Detroit — This will probably be a funny story for Tyson Ross to tell his son Jordan one day.
Not anytime soon, for sure, but maybe one day.
About his first start after Jordan was born, going out to face the Kansas City Royals. Not only had Ross not pitched in 10 days, he was up all night tending to a crying Jordan.
“I asked him how his night went,” Tigers manager Ron Gardenhire said before Saturday's game. “He said as soon as his wife nodded off and went to sleep, the baby woke up. He had him all night. I told him, ‘You’ll get plenty more of that.’ ”
His outing was shorter, but just as fraught.
Ross lasted 13 hitters and recorded four outs — one was a gift (a bunt). The others produced five runs and seven hits, which ended up being just the appetizer as the Royals went on to feast on Tigers pitching in a 15-3 romp.
"I put the team in a bad position and never gave us a chance to win," Ross said. "It'd been awhile since I've been on the bump. This is a little bump in the road here but I'm looking forward to getting back to work, back on my routine and getting back on rhythm."

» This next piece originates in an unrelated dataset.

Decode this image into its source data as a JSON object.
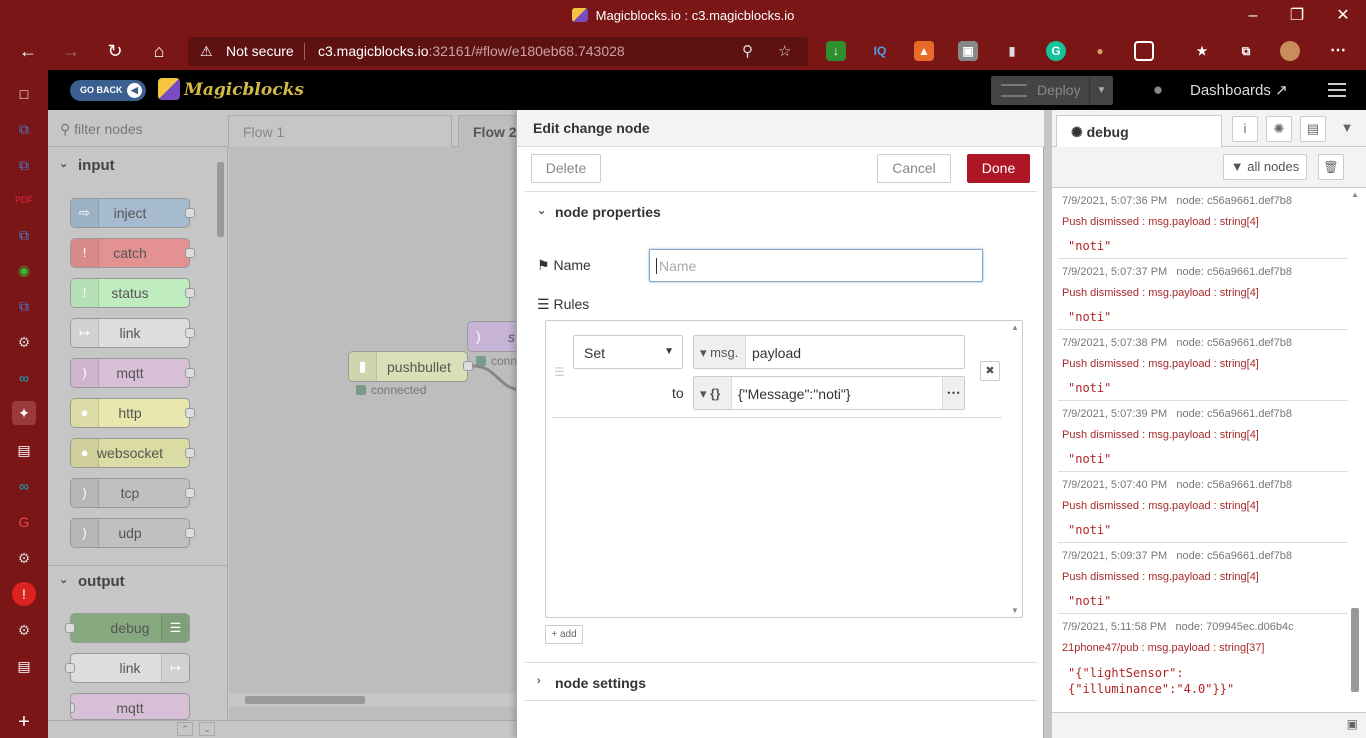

The Royals ended up hitting for the cycle against Ross. Whit Merrifield and Jorge Soler doubled, three others singled and Alex Gordon launched a two-run, opposite-field home run in the first inning. Then, after the first of two, four-pitch walks issued by Ross in the second inning, Adalberto Mondesi tripled.
"Sometimes you don't start out the way you like but you can right the ship," Ross said. "Today just wasn't my day. I made a couple good pitches and they found holes, and I made some bad pitches and they whacked them.
"That's baseball. I just have to prepare and be better next time."
Long night, short day for Ross.
Long, long day for the Tigers pitching staff.
Five pitchers combined to produce a very dubious triple-double — 15 runs, 19 hits and 10 walks. Kelvin Gutierrez had four hits for the Royals and Merrifield and Mondesi combined for four hits,15 total bases and four RBIs.
Gordon had three hits and knocked in five runs.
"The biggest thing is, the series is 1-1 and we have a chance to win it tomorrow," shortstop Jordy Mercer said. "That's all you can ask for. This one is over and everybody is showering it off.
"Get it out of your system and get ready to go tomorrow."
Reed Garrett, the Rule 5 rookie, and Jose Fernandez, who had only pitched in two games before Saturday and a total of 2/3 of an inning, each gave up a pair of runs.
The Royals scored six times and batted around for the second time in the game in the eighth inning against right-hander Drew VerHagen. VerHagen gave up five hits and three walks in the inning.
He was designated for assignment after the game.
"The ballgame was ugly from the get-go," Tigers manager Ron Gardenhire said. "Ross looked like he'd been away. With all these days off (10), he looked a little out of whack. He was misfiring all over the place and they jumped him.
"And it just continued from there. Obviously, an ugly day where you are just trying to survive through it."
There was one bright spot on the day for the Tigers. Right-hander Zac Reininger pitched 2 1/3 innings of scoreless relief. In his previous three outings, he’d been bashed for seven runs in 1 2/3 innings.
In those outings, he threw 64% fastballs, and hitters were 7 for 9 against that pitch. On Saturday, he had better balance, 14 fastballs and 13 sliders.
He showed some moxie, too. After a one-out walk, Gordon hit a liner that went off the glove of second baseman Ronny Rodriguez. It was scored a single and Mondesi sped to third. Undaunted, Reininger got Hunter Dozier to bang into a 4-6-3 double-play to end the threat.
Jeimer Candelario, who had two hits and extended his on-base streak to 17 games, hit his first home run of the year, a 396-foot, two-run shot into the right-field seats. It was his first homer in 183 plate appearances.
Rodriguez blasted his third home run of the season in the eighth.